Old Doxoblogy

Tuesday, October 31, 2006


In your struggle against sin you have not yet resisted to the point of shedding your blood.
(Heb 12:4 ESV)

On October 16, 1555 thirty-eight years after Martin Luther had nailed his nintyfive theses to the door of Wittenburg's Castle Church two men walked calmly to their deaths. Mary Tudor determined to return England to the darkness of romanism had imprisoned the leading reformers of the land and sentenced them to be burned to death.
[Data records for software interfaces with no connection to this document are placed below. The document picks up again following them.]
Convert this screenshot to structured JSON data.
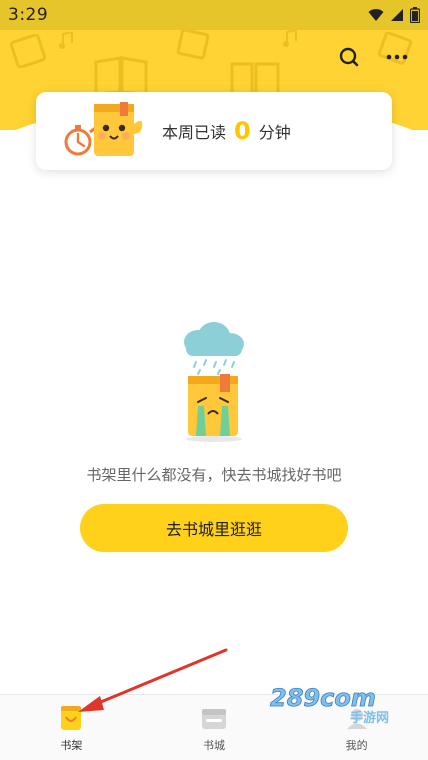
{
  "status_bar": {
    "time": "3:29"
  },
  "header": {
    "search_icon": "search-icon",
    "more_icon": "more-icon"
  },
  "reading_card": {
    "prefix": "本周已读",
    "count": "0",
    "unit": "分钟"
  },
  "empty_state": {
    "message": "书架里什么都没有，快去书城找好书吧",
    "button_label": "去书城里逛逛"
  },
  "bottom_nav": {
    "items": [
      {
        "label": "书架",
        "icon": "bookshelf-icon",
        "active": true
      },
      {
        "label": "书城",
        "icon": "bookstore-icon",
        "active": false
      },
      {
        "label": "我的",
        "icon": "profile-icon",
        "active": false
      }
    ]
  },
  "watermark": {
    "text": "289com",
    "subtext": "手游网"
  },
  "colors": {
    "brand_yellow": "#ffd333",
    "button_yellow": "#ffd11a",
    "count_yellow": "#ffc600",
    "annotation_red": "#e0352b"
  }
}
Hugh Latimer started out a confirmed romanist ardent against the preaching of the reformers persuing them to their meeting houses and arguing with them to return to Rome. Of Latimer it was said that: “England, nay Cambridge will furnish a champion for the church that will confront the Wittenberg doctors and save the vassal of our Lord.”
Latimer came under the influence of Thomas Bilney who came to Latimer asking that he hear his confession. Latimer thinking that he had won over one of the reformers and while Bilney was on his knees before Latimer he preached to Latimer the gospel. Latimer overcome by grief by what Bilney said to him trusted Christ and became a new man.
No longer the oppressor of the reformers Latimer became the most popular of preachers exhorting everyone to godly living and the reading of the scriptures. Even though Latimer was at times imprisoned he still was able to preach Reformed doctrine each time that he was released. He continued to do so until imprisoned by Mary Tudor.

Nickolas Ridley too became a priest as had Latimer but while a proctor in Cambridge through his study of the scripture signed the degree against the pope's supremacy in England. He became the bishop of Rochester in 1547 and was part of the committee that drew up the first English Book of Common Prayer. As Bishop of Rochester he strengthened Reformed teachings in Cambridge. With Thomas Cranmer and Hugh Latimer he took part in the Oxford disputations against a group of romanist theologians and would not recant his Protestant faith. Like Latimer Ridley was arrested and sentenced to death by burning.

Foxes book of Martyrs account of the death of Latimer and Ridley:
The place of death was on the northside of the town, opposite Baliol College. Dr. Ridley was dressed in a black gown furred, and Mr. Latimer had a long shroud on, hanging down to his feet. Dr. Ridley, as he passed Bocardo, looked up to see Dr. Cranmer, but the latter was then engaged in disputation with a friar. When they came to the stake, Mr. Ridley embraced Latimer fervently, and bid him: "Be of good heart, brother, for God will either assuage the fury of the flame, or else strengthen us to abide it." He then knelt by the stake, and after earnestly praying together, they had a short private conversation. Dr. Smith then preached a short sermon against the martyrs, who would have answered him, but were prevented by Dr. Marshal, the vice-chancellor. Dr. Ridley then took off his gown and tippet, and gave them to his brother-in-law, Mr. Shipside. He gave away also many trifles to his weeping friends, and the populace were anxious to get even a fragment of his garments. Mr. Latimer gave nothing, and from the poverty of his garb, was soon stripped to his shroud, and stood venerable and erect, fearless of death.
Dr. Ridley being unclothed to his shirt, the smith placed an iron chain about their waists, and Dr. Ridley bid him fasten it securely; his brother having tied a bag of gunpowder about his neck, gave some also to Mr. Latimer.
Dr. Ridley then requested of Lord Williams, of Fame, to advocate with the queen the cause of some poor men to whom he had, when bishop, granted leases, but which the present bishop refused to confirm. A lighted fagot was now laid at Dr. Ridley's feet, which caused Mr. Latimer to say: "Be of good cheer, Ridley; and play the man. We shall this day, by God's grace, light up such a candle in England, as I trust, will never be put out."
When Dr. Ridley saw the fire flaming up towards him, he cried with a wonderful loud voice, "Lord, Lord, receive my spirit." Master Latimer, crying as vehemently on the other side, "O Father of heaven, receive my soul!" received the flame as it were embracing of it. After that he had stroked his face with his hands, and as it were, bathed them a little in the fire, he soon died (as it appeareth) with very little pain or none.

The body they may kill: God’s truth abideth still,
His kingdom is forever.

Reformation 2006


Live, Love, Laugh said...

thank you so much for sharing this, it touched me deeply!!!!

bluecollar said...

Peter, that was powerful.

Anonymous said...

Thank you your both very kind